The Georgia women has been seen as a poster child for the struggles of so-called Dreamers under the Deferred Action for Childhood Arrivals (DACA) program established under during the Obama Administration. Colotl, now 28, was brought to the U.S. by her Mexican parents when she was 11 years old. She garnered national attention in 2010 when a traffic stop landed her in custody for misdemeanor driving without a license. But a felony charge of lying about her place of residence was added. She was incarcerated for 37 days and nearly shipped back to Mexico.
Advocates supporting immigration tolerance viewed her situation as gross police-state and governmental overreach. Her sorority sisters and college president rallied public support to protect her and other students following a positive path. Opponents viewed Colotl as an illegal immigrant who was wrongfully enjoying discounted college tuition.
Colotl kept deportation at bay through the DACA program by renewing her status in 2013 and 2015. She was confident that her legal issues were resolved, having completed a community service program with the understanding the felony would be dropped from her record.
Now a college graduate working as a legal assistant, Department of Homeland Security’s Immigration and Customs Enforcement declined to renew her DACA status in May while targeting convicted felons who entered the U.S. illegally. The agency took the position that Colotl’s admission disqualified her from the DACA program.

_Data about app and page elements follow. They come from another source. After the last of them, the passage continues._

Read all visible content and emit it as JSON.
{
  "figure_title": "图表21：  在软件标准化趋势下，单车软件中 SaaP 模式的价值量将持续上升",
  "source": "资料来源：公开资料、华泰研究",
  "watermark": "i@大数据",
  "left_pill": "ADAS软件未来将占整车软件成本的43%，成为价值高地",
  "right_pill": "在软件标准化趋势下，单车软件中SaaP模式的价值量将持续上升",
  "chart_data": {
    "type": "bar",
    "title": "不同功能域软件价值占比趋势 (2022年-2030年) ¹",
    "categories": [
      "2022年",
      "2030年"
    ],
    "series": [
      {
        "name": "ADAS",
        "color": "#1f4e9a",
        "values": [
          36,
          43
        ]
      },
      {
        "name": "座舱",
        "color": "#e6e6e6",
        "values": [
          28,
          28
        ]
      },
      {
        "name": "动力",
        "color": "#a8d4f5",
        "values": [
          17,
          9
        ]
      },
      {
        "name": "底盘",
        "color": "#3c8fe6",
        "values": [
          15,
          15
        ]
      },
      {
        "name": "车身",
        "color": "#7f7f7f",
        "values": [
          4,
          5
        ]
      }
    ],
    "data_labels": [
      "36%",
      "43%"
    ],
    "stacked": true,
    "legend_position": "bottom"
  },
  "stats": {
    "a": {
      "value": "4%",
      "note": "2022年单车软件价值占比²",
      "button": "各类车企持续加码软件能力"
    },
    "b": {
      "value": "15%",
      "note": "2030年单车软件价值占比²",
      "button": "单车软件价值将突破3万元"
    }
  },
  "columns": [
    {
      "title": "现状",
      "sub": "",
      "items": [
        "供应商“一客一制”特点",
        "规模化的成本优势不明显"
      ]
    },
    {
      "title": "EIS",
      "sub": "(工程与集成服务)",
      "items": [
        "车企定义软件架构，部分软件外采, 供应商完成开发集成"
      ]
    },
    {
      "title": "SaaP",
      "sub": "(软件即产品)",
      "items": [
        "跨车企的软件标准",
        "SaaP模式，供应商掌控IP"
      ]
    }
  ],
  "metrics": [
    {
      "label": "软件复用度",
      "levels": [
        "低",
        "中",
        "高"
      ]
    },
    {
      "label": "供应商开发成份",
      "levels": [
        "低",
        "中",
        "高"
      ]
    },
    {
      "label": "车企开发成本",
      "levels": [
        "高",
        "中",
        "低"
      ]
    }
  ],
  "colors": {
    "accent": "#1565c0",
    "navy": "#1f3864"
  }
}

In a hearing held in the Federal District Court for the Northern District of Georgia, government attorneys effectively dropped the issue. They agreed that Colotl was correct that her completion of the community service and diversion program did not make her a felon. Without a legal reason to bar her, judge Mark H. Cohen ruled that her DACA application must be reinstated.
Approximately 750,000 people have been allowed to pursue a productive life in the U.S. under the DACA program. Pres. Trump has indicated that criminal immigrants would be the focus of deportation efforts and the DACA program has been left intact. During the first quarter of 2017, more than 17,275 new applications have been approved. As many as 107,524 renewals have also been OK’d, according to Immigration and Customs Enforcement.
Although widespread fear exists among immigrants, cases such as Colotl’s show that the rule of law is alive, well and legal protections remain in place.